when pictures fail me…
What can we learn from babies? Apparently a lot, especially in movement education. The Breathing Project’s co-director Amy Matthews has created a safe and friendly environment for the youngest among us, along with their caregivers, to explore the time of life when reaching out to explore is the most natural thing in world.
Every Friday at 11am in her Babies! class, Amy is on her stomach, down on the mat (in this case, a colorful interlocking play mat) interacting one-on-one with New York City’s littlest yogis. Holding and massaging tiny fists and feet, Amy (a certified Infant Developmental Movement Educator through the School for Body-Mind Centering) and her assistants immerse themselves with these new world explorers, observing their movement patterns and sharing notes with supportive parents hovering close by.
I recently sat on the sidelines to see what these innovative sessions are all about. Moms and dads, singly or together, shared the mat with their little ones, setting them free to interact with their surroundings–early learning toys, activity tables, stuffed animals–and each other.
At first I was transfixed; could I ever get past the cuteness factor? Noticing the age range–newborn through toddler–I wondered what would happen in the next hour. Then I settled back to take in the youngest generation doing what they do best: navigating their world, fueled by curiosity and desire, and reaching outward.
One thirteen month-old girl occupied a corner of the mat in a perfect hero’s pose, her blue eyes big and wide as she took in the activity all around her. Then she rose and pointed toward her sippy cup several feet away, while, I kid you not, in a Warrior 2 stance. After some refreshment, she began to make the rounds on the mat.
Babies being babies, there was a lot of wanting: stuff to put in mouths, places to go, people to see. The mat was filled with smiles and laughter, and constant movement.
Creating circumstances to learn what to do next is part of the evolution. Amy notes, “Babies are learning new skills all the time, and the progression of little steps is as important as getting to the big landmarks of sitting, crawling and walking.”
While on its stomach, a baby will first want to use hands and fingers: to reach, but also for weight-bearing as he or she pushes up to look around. That stimulates and creates choices in the nervous system, leading to a process of accidental movement which becomes volitional movement.
You don’t need to be a parent to observe Babies! or to take the class which immediately follows: & Adults. (However, you do need to observe the first class in order to take the second). The first thing we did after packing up the toys and picking up the mat was lie still for ten minutes. It was as if we were gifting ourselves a “time out” to get centered into our adult bodies after so much teeming activity.
Assuming a comfortable seated position, we then got to the heart of this equally unique class. What had we observed, and what could we take back into our own practices and lives?
For me it was an open, joyful, in-the-moment energy, a lot of squats and some occasional topples, and curiously I had noticed not one child’s pose.
Sarah mentioned “fingers, hands, mouths–open, exploring, taking in the world.”

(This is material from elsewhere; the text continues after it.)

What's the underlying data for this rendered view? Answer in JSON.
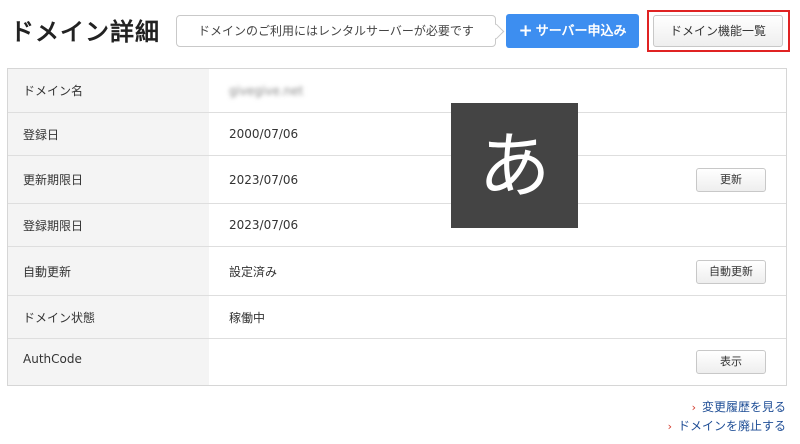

Amy volunteered something that caught her professional eye: a pose that came up several times with some of the crawlers that involved favoring the forward leg for stepping through as they moved ahead. Some put their knee wide out, which could lead to asymmetry in the spinal column.
Other seemingly little things like this can lead to favoring a side, inhibiting our movement as we get older. Therefore, Amy sometimes guides to correct. Getting that forward leg to center under will lead to the best form for standing. She also notes that moving from a squat to a standing position builds confidence, and that the occasional fall that accompanies it is best treated as a surprise–a new learning experience.
“The challenge is to support babies in developing their own skills at their own speed, while knowing that as soon as they are born, everyone and everything that surrounds them is influencing them in subtle and obvious ways, such as how we carry them. There is a fine line between creating situations where they can find their own way to a movement skill, and imposing something they don’t yet have the capacity to integrate.”
Part of this class involves exploring poses that babies evoked in our observations. Favoring a side, as Amy had noted, can start early. So we sat to one side, the favored one, and then switched to the other. Ow. This should serve as a reminder to try and alternate regularly, to undo some of our ingrained body habits. I reflected on my own excruciatingly lopsided pigeon pose, and wondered what the heck I was doing to myself in another era as I crawled around our linoleum floor trying to catch Pandy, our collie puppy.
I assumed that most parents in attendance were already practicing yogis, but to my surprise Amy said no. She added, “Here parents can be participants without being directors or entertainers.” Or yoga instructors.
“Babies don’t need to be taught to explore and be curious. We need to meet them where they are, value how much they are already doing, and create opportunities for them to find their own way. It’s not about hitting milestones or getting to positions, it’s about the process of learning, falling, going out and finding our way back.”
That’s a lesson we can follow throughout our lives, with people of all ages. Amy Matthews is here to help us rediscover this.